What should I expect during recovery from my bariatric surgery?
The Basics of Recovery
While a full recovery typically takes six months or more, following your surgeon’s direction can help to support the healing process. Eating or exercising too much or too soon can not only undermine your weight loss, but also endanger your health. Generally, the more closely you stick to your surgeon and nutritionist’s instructions, the faster and safer your recovery will be. The Tijuana Bariatrics team will schedule routine follow-up appointments by phone or online to discuss your progress, approve dietary changes, and adjust instructions.
There are certain aspects of recovery that can significantly impact your success...
If you undergo laparoscopic bariatric surgery, your recovery may be faster...
Laparoscopic Surgery Recovery
Immediately after Surgery
While you may not require assistance around the house during the first week of recovery, you will need to limit your activities considerably. However, it is still important to get up and move around every day to encourage digestion and proper circulation.
In terms of diet, you will be restricted to liquids while your system is healing. Patients should take care to consume water and meals slowly, in careful sips rather than gulps. Additionally, while you should avoid drinking during a meal, it is important to stay hydrated in order to prevent constipation.
The incision site typically requires at least two weeks to heal completely. Patients must take extra care of the area during this time, avoiding scrubbing during baths or showers.

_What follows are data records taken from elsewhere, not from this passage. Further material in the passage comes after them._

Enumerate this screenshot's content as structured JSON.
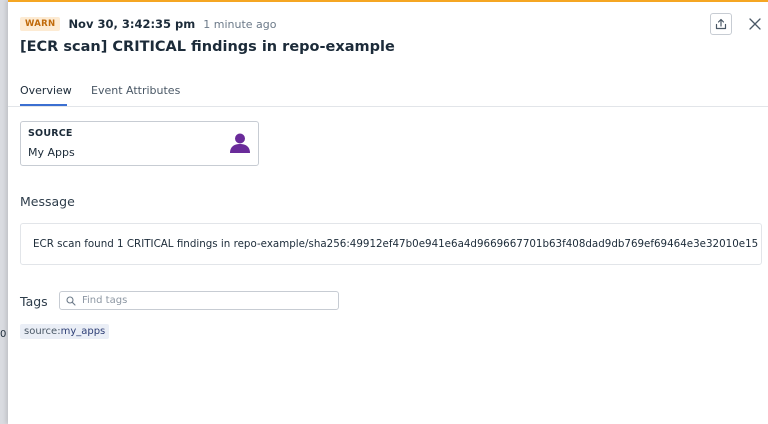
{
  "backdrop": {
    "fragment_text": "0"
  },
  "header": {
    "level_badge": "WARN",
    "timestamp": "Nov 30, 3:42:35 pm",
    "relative_time": "1 minute ago",
    "title": "[ECR scan] CRITICAL findings in repo-example",
    "share_icon": "share-icon",
    "close_icon": "close-icon"
  },
  "tabs": [
    {
      "label": "Overview",
      "active": true
    },
    {
      "label": "Event Attributes",
      "active": false
    }
  ],
  "source": {
    "label": "SOURCE",
    "value": "My Apps",
    "icon": "user-icon",
    "icon_color": "#6a2b9a"
  },
  "message": {
    "heading": "Message",
    "text": "ECR scan found 1 CRITICAL findings in repo-example/sha256:49912ef47b0e941e6a4d9669667701b63f408dad9db769ef69464e3e32010e15"
  },
  "tags": {
    "heading": "Tags",
    "search_placeholder": "Find tags",
    "search_value": "",
    "items": [
      {
        "key": "source:",
        "value": "my_apps"
      }
    ]
  },
  "colors": {
    "warn_accent": "#f5a623",
    "active_tab": "#3b6fd1",
    "warn_badge_text": "#c06a0a",
    "warn_badge_bg": "#fdebd3"
  }
}
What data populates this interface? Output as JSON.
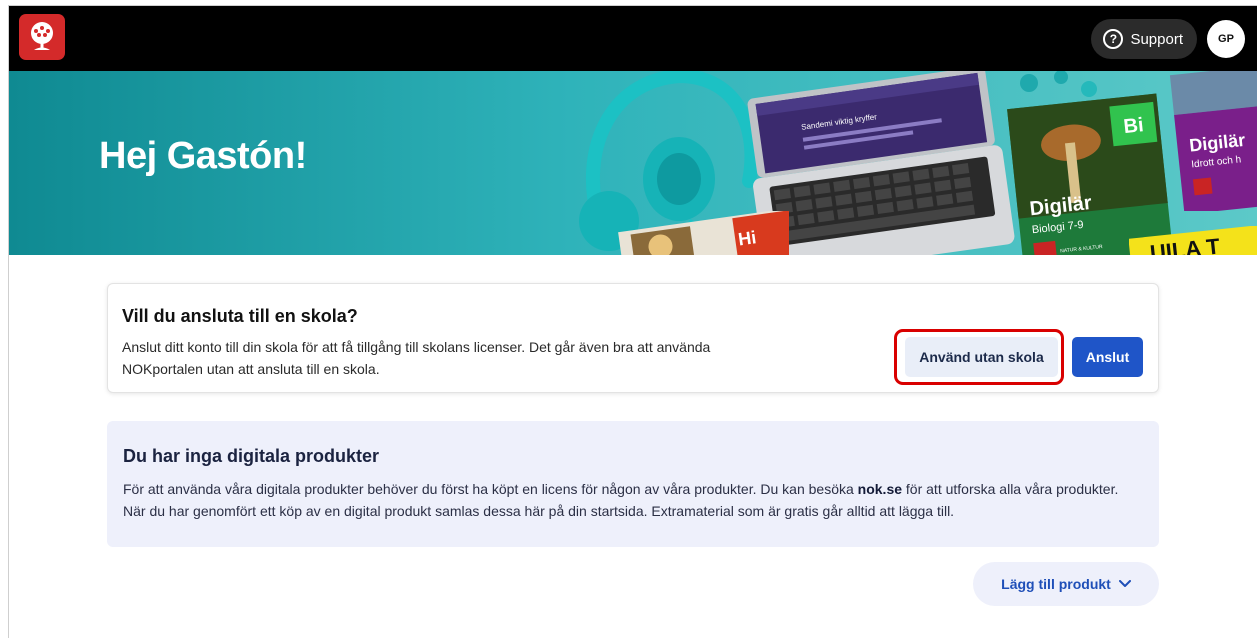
{
  "header": {
    "support_label": "Support",
    "support_icon": "question-circle-icon",
    "avatar_initials": "GP",
    "logo_icon": "tree-logo-icon"
  },
  "hero": {
    "greeting": "Hej Gastón!",
    "laptop_screen_text": "Sandemi viktig kryffer",
    "book1_badge": "Bi",
    "book1_brand": "Digilär",
    "book1_subtitle": "Biologi 7-9",
    "book2_brand": "Digilär",
    "book2_subtitle": "Idrott och h",
    "book3_badge": "Hi",
    "strip_text": "UILA T",
    "publisher_mark": "NATUR & KULTUR"
  },
  "connect_card": {
    "title": "Vill du ansluta till en skola?",
    "text": "Anslut ditt konto till din skola för att få tillgång till skolans licenser. Det går även bra att använda NOKportalen utan att ansluta till en skola.",
    "secondary_label": "Använd utan skola",
    "primary_label": "Anslut"
  },
  "products_info": {
    "title": "Du har inga digitala produkter",
    "text_before": "För att använda våra digitala produkter behöver du först ha köpt en licens för någon av våra produkter. Du kan besöka ",
    "link_text": "nok.se",
    "text_after": " för att utforska alla våra produkter. När du har genomfört ett köp av en digital produkt samlas dessa här på din startsida. Extramaterial som är gratis går alltid att lägga till."
  },
  "add_product": {
    "label": "Lägg till produkt",
    "icon": "chevron-down-icon"
  },
  "colors": {
    "accent": "#1f55c8",
    "logo_red": "#d42a2a",
    "highlight_ring": "#d90000",
    "hero_teal": "#2fb3ba"
  }
}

While some swelling, bruising, and leaking is expected, contact your surgeon immediately if you noticed chronic inflammation or a change in fluid consistency.
With your surgeon’s approval, you can typically transition from a liquid diet to thoroughly pureed foods about three to four weeks after surgery. Most patients can also return to work and resume their daily routine at this point. While you should maintain a light exercise routine, be sure to avoid any extreme physical exertion including heavy lifting, jogging, and bike riding.
After clearance from your surgeon, you may be able to re-introduce solids into your diet: ground or finely diced meats, canned or soft fresh fruit, and cooked vegetables. If your system tolerates this diet for at least eight weeks, you may be able to incorporate additional approved solids. Patients can also begin more moderate-impact exercise, such as swimming and light aerobic routines.